- [WORK TASK]: Every line of the data below is to be given again as it appears, with the images removed.

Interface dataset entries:
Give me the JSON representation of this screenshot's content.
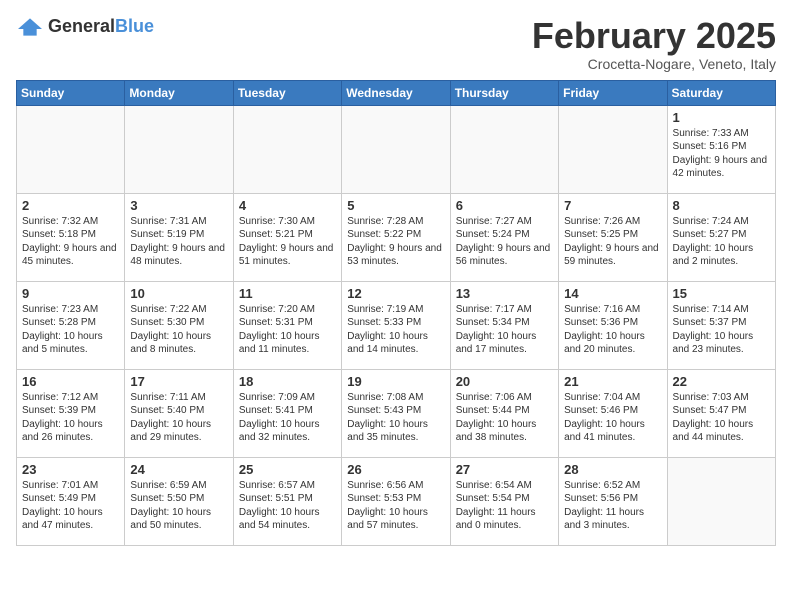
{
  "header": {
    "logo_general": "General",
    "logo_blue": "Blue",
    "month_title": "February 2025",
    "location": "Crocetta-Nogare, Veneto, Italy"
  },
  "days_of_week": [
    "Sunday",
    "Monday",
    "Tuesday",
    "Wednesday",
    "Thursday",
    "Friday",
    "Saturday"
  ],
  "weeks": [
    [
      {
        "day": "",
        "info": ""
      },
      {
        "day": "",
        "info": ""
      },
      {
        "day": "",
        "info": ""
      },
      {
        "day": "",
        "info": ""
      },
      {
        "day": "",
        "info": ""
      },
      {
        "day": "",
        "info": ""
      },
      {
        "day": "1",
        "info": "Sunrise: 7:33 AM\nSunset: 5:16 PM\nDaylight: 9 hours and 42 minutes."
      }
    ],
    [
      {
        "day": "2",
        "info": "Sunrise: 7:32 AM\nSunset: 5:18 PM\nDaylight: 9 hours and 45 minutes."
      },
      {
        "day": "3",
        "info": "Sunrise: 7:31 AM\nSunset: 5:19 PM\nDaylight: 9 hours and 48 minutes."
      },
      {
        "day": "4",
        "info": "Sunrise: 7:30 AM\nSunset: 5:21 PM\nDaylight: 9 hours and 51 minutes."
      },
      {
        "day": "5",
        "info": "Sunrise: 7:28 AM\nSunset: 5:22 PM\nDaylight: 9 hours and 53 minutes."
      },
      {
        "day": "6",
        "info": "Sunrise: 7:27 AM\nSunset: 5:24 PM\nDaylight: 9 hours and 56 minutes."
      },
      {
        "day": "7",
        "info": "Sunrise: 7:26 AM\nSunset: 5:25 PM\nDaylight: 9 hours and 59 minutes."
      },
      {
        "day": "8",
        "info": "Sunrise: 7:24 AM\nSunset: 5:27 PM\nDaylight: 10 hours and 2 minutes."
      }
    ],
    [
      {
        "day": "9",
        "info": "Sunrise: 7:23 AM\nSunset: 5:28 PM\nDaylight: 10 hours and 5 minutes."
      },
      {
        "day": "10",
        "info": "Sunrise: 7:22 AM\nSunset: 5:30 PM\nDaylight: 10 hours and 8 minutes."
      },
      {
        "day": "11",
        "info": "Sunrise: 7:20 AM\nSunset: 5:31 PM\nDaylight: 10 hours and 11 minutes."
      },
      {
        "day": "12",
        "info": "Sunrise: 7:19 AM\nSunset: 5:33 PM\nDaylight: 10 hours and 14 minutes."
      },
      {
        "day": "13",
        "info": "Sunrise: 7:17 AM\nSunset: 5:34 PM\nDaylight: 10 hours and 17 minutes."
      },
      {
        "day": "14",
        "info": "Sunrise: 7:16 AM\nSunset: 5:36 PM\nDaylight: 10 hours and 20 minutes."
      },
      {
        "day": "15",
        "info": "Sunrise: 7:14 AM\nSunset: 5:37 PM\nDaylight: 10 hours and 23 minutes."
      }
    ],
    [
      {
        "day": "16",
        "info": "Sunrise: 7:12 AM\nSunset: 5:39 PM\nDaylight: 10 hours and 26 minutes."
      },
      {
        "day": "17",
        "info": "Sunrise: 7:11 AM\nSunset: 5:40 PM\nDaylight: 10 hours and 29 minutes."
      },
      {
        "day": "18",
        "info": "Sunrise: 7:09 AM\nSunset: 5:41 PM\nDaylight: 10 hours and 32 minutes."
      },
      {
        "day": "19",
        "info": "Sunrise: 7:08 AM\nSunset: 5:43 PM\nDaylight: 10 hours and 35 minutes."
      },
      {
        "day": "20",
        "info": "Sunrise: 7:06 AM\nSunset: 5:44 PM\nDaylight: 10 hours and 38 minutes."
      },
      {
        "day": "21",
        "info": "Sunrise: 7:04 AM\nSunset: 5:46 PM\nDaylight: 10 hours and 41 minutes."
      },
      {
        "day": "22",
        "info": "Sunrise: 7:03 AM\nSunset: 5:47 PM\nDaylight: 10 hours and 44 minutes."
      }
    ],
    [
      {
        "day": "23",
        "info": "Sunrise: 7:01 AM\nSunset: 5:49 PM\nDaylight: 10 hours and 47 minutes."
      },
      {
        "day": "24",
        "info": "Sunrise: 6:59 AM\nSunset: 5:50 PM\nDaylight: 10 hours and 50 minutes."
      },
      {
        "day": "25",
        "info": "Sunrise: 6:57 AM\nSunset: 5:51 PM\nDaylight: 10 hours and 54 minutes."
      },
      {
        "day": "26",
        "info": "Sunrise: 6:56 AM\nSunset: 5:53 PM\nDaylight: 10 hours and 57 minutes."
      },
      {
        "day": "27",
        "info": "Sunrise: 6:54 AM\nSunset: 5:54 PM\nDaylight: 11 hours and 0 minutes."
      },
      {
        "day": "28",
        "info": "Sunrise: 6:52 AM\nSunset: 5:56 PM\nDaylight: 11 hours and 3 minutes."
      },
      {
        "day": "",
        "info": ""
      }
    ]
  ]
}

- [ANSWER SECTION]:
Give me the JSON representation of this screenshot's content.
{
  "header": {
    "logo_general": "General",
    "logo_blue": "Blue",
    "month_title": "February 2025",
    "location": "Crocetta-Nogare, Veneto, Italy"
  },
  "days_of_week": [
    "Sunday",
    "Monday",
    "Tuesday",
    "Wednesday",
    "Thursday",
    "Friday",
    "Saturday"
  ],
  "weeks": [
    [
      {
        "day": "",
        "info": ""
      },
      {
        "day": "",
        "info": ""
      },
      {
        "day": "",
        "info": ""
      },
      {
        "day": "",
        "info": ""
      },
      {
        "day": "",
        "info": ""
      },
      {
        "day": "",
        "info": ""
      },
      {
        "day": "1",
        "info": "Sunrise: 7:33 AM\nSunset: 5:16 PM\nDaylight: 9 hours and 42 minutes."
      }
    ],
    [
      {
        "day": "2",
        "info": "Sunrise: 7:32 AM\nSunset: 5:18 PM\nDaylight: 9 hours and 45 minutes."
      },
      {
        "day": "3",
        "info": "Sunrise: 7:31 AM\nSunset: 5:19 PM\nDaylight: 9 hours and 48 minutes."
      },
      {
        "day": "4",
        "info": "Sunrise: 7:30 AM\nSunset: 5:21 PM\nDaylight: 9 hours and 51 minutes."
      },
      {
        "day": "5",
        "info": "Sunrise: 7:28 AM\nSunset: 5:22 PM\nDaylight: 9 hours and 53 minutes."
      },
      {
        "day": "6",
        "info": "Sunrise: 7:27 AM\nSunset: 5:24 PM\nDaylight: 9 hours and 56 minutes."
      },
      {
        "day": "7",
        "info": "Sunrise: 7:26 AM\nSunset: 5:25 PM\nDaylight: 9 hours and 59 minutes."
      },
      {
        "day": "8",
        "info": "Sunrise: 7:24 AM\nSunset: 5:27 PM\nDaylight: 10 hours and 2 minutes."
      }
    ],
    [
      {
        "day": "9",
        "info": "Sunrise: 7:23 AM\nSunset: 5:28 PM\nDaylight: 10 hours and 5 minutes."
      },
      {
        "day": "10",
        "info": "Sunrise: 7:22 AM\nSunset: 5:30 PM\nDaylight: 10 hours and 8 minutes."
      },
      {
        "day": "11",
        "info": "Sunrise: 7:20 AM\nSunset: 5:31 PM\nDaylight: 10 hours and 11 minutes."
      },
      {
        "day": "12",
        "info": "Sunrise: 7:19 AM\nSunset: 5:33 PM\nDaylight: 10 hours and 14 minutes."
      },
      {
        "day": "13",
        "info": "Sunrise: 7:17 AM\nSunset: 5:34 PM\nDaylight: 10 hours and 17 minutes."
      },
      {
        "day": "14",
        "info": "Sunrise: 7:16 AM\nSunset: 5:36 PM\nDaylight: 10 hours and 20 minutes."
      },
      {
        "day": "15",
        "info": "Sunrise: 7:14 AM\nSunset: 5:37 PM\nDaylight: 10 hours and 23 minutes."
      }
    ],
    [
      {
        "day": "16",
        "info": "Sunrise: 7:12 AM\nSunset: 5:39 PM\nDaylight: 10 hours and 26 minutes."
      },
      {
        "day": "17",
        "info": "Sunrise: 7:11 AM\nSunset: 5:40 PM\nDaylight: 10 hours and 29 minutes."
      },
      {
        "day": "18",
        "info": "Sunrise: 7:09 AM\nSunset: 5:41 PM\nDaylight: 10 hours and 32 minutes."
      },
      {
        "day": "19",
        "info": "Sunrise: 7:08 AM\nSunset: 5:43 PM\nDaylight: 10 hours and 35 minutes."
      },
      {
        "day": "20",
        "info": "Sunrise: 7:06 AM\nSunset: 5:44 PM\nDaylight: 10 hours and 38 minutes."
      },
      {
        "day": "21",
        "info": "Sunrise: 7:04 AM\nSunset: 5:46 PM\nDaylight: 10 hours and 41 minutes."
      },
      {
        "day": "22",
        "info": "Sunrise: 7:03 AM\nSunset: 5:47 PM\nDaylight: 10 hours and 44 minutes."
      }
    ],
    [
      {
        "day": "23",
        "info": "Sunrise: 7:01 AM\nSunset: 5:49 PM\nDaylight: 10 hours and 47 minutes."
      },
      {
        "day": "24",
        "info": "Sunrise: 6:59 AM\nSunset: 5:50 PM\nDaylight: 10 hours and 50 minutes."
      },
      {
        "day": "25",
        "info": "Sunrise: 6:57 AM\nSunset: 5:51 PM\nDaylight: 10 hours and 54 minutes."
      },
      {
        "day": "26",
        "info": "Sunrise: 6:56 AM\nSunset: 5:53 PM\nDaylight: 10 hours and 57 minutes."
      },
      {
        "day": "27",
        "info": "Sunrise: 6:54 AM\nSunset: 5:54 PM\nDaylight: 11 hours and 0 minutes."
      },
      {
        "day": "28",
        "info": "Sunrise: 6:52 AM\nSunset: 5:56 PM\nDaylight: 11 hours and 3 minutes."
      },
      {
        "day": "",
        "info": ""
      }
    ]
  ]
}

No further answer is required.